German companies risk product boycotts in the United States if they fail to fund compensation for Nazi-era forced and slave labourers, a German official has warned.
Otto Lambsdorff, Germany's chief negotiator in talks on a settlement, said it was part of growing pressure on industry to quit stalling on the planned 10 billion mark ($4.6 billion) fund.
"If we really don't get the payments that were promised, there will be considerable boycotts and sanctions against German companies, particularly in the United States," Lambsdorff told Berlin's InfoRadio station.
Parliament president Wolfgang Thierse, the second-highest public official, warned of a "disgrace for Germany" if the compensation drive collapsed.
German industry agreed last December to contribute half the total, with the government to pay the other half. But the fund says companies have contributed only 2.85 billion marks ($1.3 billion) - just over half their share.
As part of the settlement, Germany also is trying to win U.S. government support for shielding German firms against future claims and lawsuits by victims.
Lambsdorff voiced confidence that industry will ultimately find the money and that payments to the aging survivors - a long-forgotten group of Nazi victims - will start this year.
Thierse appealed to industry to show a "sense of morality" and "not calculate in a small-minded way."
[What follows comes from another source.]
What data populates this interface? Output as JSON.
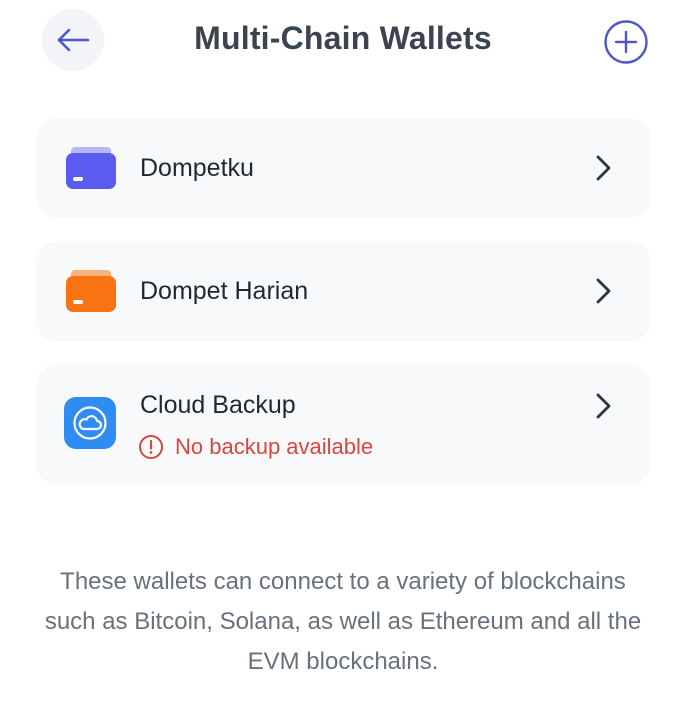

The fund, launched last year by major German corporations, said Sunday it might publicly name firms that have failed to contribute to pressure them to pay. Jewish leaders in Germany also called for singling out the laggards.Reuse content